(EXTRACTED INFORMATION)

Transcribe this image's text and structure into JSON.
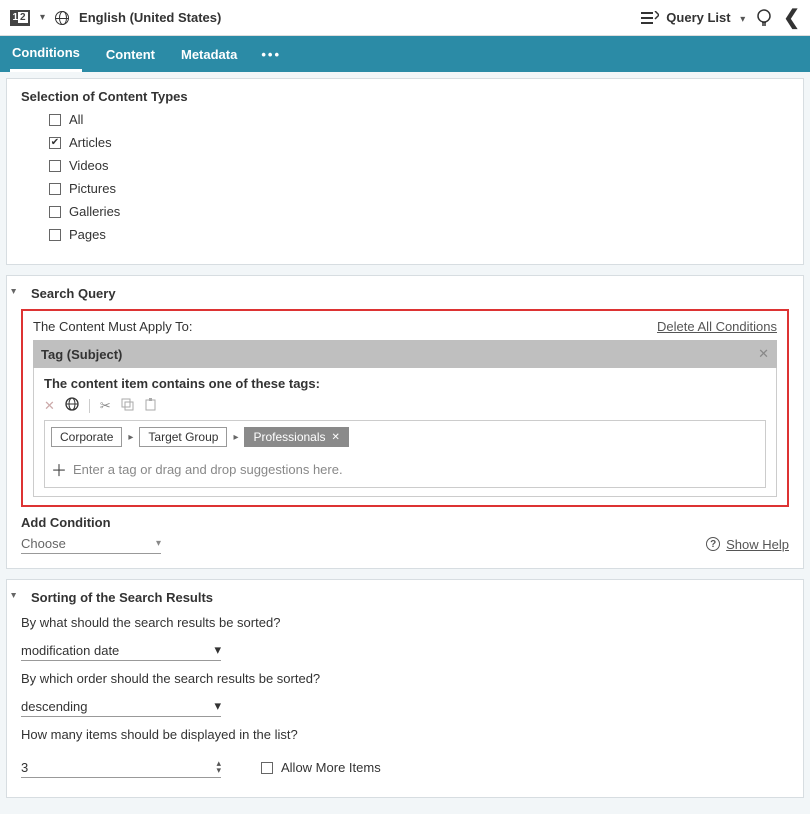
{
  "topbar": {
    "language": "English (United States)",
    "queryListLabel": "Query List"
  },
  "tabs": {
    "conditions": "Conditions",
    "content": "Content",
    "metadata": "Metadata"
  },
  "contentTypes": {
    "title": "Selection of Content Types",
    "items": [
      {
        "label": "All",
        "checked": false
      },
      {
        "label": "Articles",
        "checked": true
      },
      {
        "label": "Videos",
        "checked": false
      },
      {
        "label": "Pictures",
        "checked": false
      },
      {
        "label": "Galleries",
        "checked": false
      },
      {
        "label": "Pages",
        "checked": false
      }
    ]
  },
  "searchQuery": {
    "title": "Search Query",
    "applyTo": "The Content Must Apply To:",
    "deleteAll": "Delete All Conditions",
    "tagHeader": "Tag (Subject)",
    "tagInstr": "The content item contains one of these tags:",
    "breadcrumb": [
      "Corporate",
      "Target Group",
      "Professionals"
    ],
    "addTagPlaceholder": "Enter a tag or drag and drop suggestions here.",
    "addCondition": "Add Condition",
    "choose": "Choose",
    "showHelp": "Show Help"
  },
  "sorting": {
    "title": "Sorting of the Search Results",
    "sortByQ": "By what should the search results be sorted?",
    "sortByValue": "modification date",
    "orderQ": "By which order should the search results be sorted?",
    "orderValue": "descending",
    "countQ": "How many items should be displayed in the list?",
    "countValue": "3",
    "allowMore": "Allow More Items"
  }
}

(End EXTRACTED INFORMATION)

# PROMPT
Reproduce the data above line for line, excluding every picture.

# EXERCISE OUTPUT
Transcribe this image's text and structure into JSON.
{
  "topbar": {
    "language": "English (United States)",
    "queryListLabel": "Query List"
  },
  "tabs": {
    "conditions": "Conditions",
    "content": "Content",
    "metadata": "Metadata"
  },
  "contentTypes": {
    "title": "Selection of Content Types",
    "items": [
      {
        "label": "All",
        "checked": false
      },
      {
        "label": "Articles",
        "checked": true
      },
      {
        "label": "Videos",
        "checked": false
      },
      {
        "label": "Pictures",
        "checked": false
      },
      {
        "label": "Galleries",
        "checked": false
      },
      {
        "label": "Pages",
        "checked": false
      }
    ]
  },
  "searchQuery": {
    "title": "Search Query",
    "applyTo": "The Content Must Apply To:",
    "deleteAll": "Delete All Conditions",
    "tagHeader": "Tag (Subject)",
    "tagInstr": "The content item contains one of these tags:",
    "breadcrumb": [
      "Corporate",
      "Target Group",
      "Professionals"
    ],
    "addTagPlaceholder": "Enter a tag or drag and drop suggestions here.",
    "addCondition": "Add Condition",
    "choose": "Choose",
    "showHelp": "Show Help"
  },
  "sorting": {
    "title": "Sorting of the Search Results",
    "sortByQ": "By what should the search results be sorted?",
    "sortByValue": "modification date",
    "orderQ": "By which order should the search results be sorted?",
    "orderValue": "descending",
    "countQ": "How many items should be displayed in the list?",
    "countValue": "3",
    "allowMore": "Allow More Items"
  }
}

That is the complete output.